Continuous integration is a software development strategy that aims at improving the integration work by applying frequent quality controls. The goal is to improve the global quality of software.
This strategy leverages software testing and good development practices. Before going further, ensure you have the following conditions:
- the source code is hosted by a source code manager (Git, Mercurial, SVN, ...);
- your project can be built automatically (Makefile, Automake, CMake, Ant, Maven, ...);
- possibly, you have an automated test suite (JUnit, CppUnit, ...)
If you think that continuous integration can improve your software but you do not know how to fulfill the previous conditions, contact your local experimentation and development service (SED).
If you want to know more about continuous integration, you are seriously encouraged to read this article.
Because this platform is shared among all the users, you need to read the user charter and to accept it before using the service.
You are responsible for the software licenses required on the slaves (the operating system is also concerned, excepted Microsoft Windows since Inria provides users with the MSDN Academic Allicance program).

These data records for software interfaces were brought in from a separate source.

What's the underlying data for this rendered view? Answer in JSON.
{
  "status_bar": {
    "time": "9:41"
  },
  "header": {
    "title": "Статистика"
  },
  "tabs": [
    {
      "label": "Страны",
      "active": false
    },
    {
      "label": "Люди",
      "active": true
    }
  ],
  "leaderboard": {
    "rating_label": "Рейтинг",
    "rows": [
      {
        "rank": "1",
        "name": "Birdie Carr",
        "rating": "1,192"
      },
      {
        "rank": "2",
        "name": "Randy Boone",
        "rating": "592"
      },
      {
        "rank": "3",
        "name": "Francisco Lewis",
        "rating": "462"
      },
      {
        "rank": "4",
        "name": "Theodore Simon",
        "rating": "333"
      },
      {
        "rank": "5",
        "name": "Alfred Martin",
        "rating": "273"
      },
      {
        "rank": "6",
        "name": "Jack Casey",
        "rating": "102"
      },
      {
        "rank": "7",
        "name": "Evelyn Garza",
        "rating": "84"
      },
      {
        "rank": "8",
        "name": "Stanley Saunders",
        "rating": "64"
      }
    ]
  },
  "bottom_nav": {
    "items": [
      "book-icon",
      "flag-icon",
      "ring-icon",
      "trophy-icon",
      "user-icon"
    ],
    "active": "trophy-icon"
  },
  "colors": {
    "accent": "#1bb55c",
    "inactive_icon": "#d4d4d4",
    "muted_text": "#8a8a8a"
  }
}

You are also responsible for anything running in the slaves of your project. Thus, you are supposed to use adequate protections (e.g. firewall or antivirus) in the slaves to avoid any problem.
How to get started?
If your project fits the requirements presented in the introduction, you can quickly use the continuous integration platform. Only one hour should be sufficent to set up your first project.
Some tutorials can help you to perform the several steps to use the platform:
- Step 1: Web Portal
Tutorial → How to create
your user account, your project and instantiate new slaves (the
virtual machines that will actually run the jobs of your project).
- Step 1.bis (optional): CloudStack Tutorial → How to tune your virtual machines. Read this page if you have very specific needs for your virtual machines (eg. exotic operating system, more storage space, ...).
- Step 2: Slaves Access Tutorial → How to connect to your virtual machines and configure them.
- Step 3: Jenkins Tutorial → How to configure your Jenkins instance
The Jenkins tutorial covers only the most common use cases. If you want to go deeper with Jenkins, you should read the official documentation.
Finally, it is a good idea to subscribe to the following mailing-lists:
- ci-announces to receive information about the platform status and its updates
- ci-community to share your experience about continuous integration or to request help from other users.
Inria proposes a service for continuous integrations based both on a software platform managed by DGDI and on an hardware platform managed by DSI.
The continuous integration solution is based on Jenkins. A portal has been developed to manage the software projects. Each project runs its own Jenkins instance, thus the portal is also used to manage the interactions between a project and a Jenkins instance (e.g. the user rights management).
To perform the continuous integration tasks, each Jenkins instance can access to slaves. Instead of using directly real computers, the platform leverages the virtualization capabilities and uses a cloud middleware to offer flexibility in terms of computing availability and operating system choice. For more information about the platform, see this page.
Provided templates (non exhaustive): - Windows 10, Windows 7 - Mac OS X 10.9 - Ubuntu 18.04, CentOS 6.3, Fedora 29
Because the platform relies on an hardware part and on shared networks equipments, failures may occur. As far as we are not able to offer high availability mechanisms that ensure 24⁄7 running without downtime, we offer a best effort working service. Furthermore, DSI promises to deal with hardware or network problems as far as possible and a team is able to operate all the working days.
In case of problem, do not hesitate to write a mail to firstname.lastname@example.org. Your request will be processed in average in a half working day.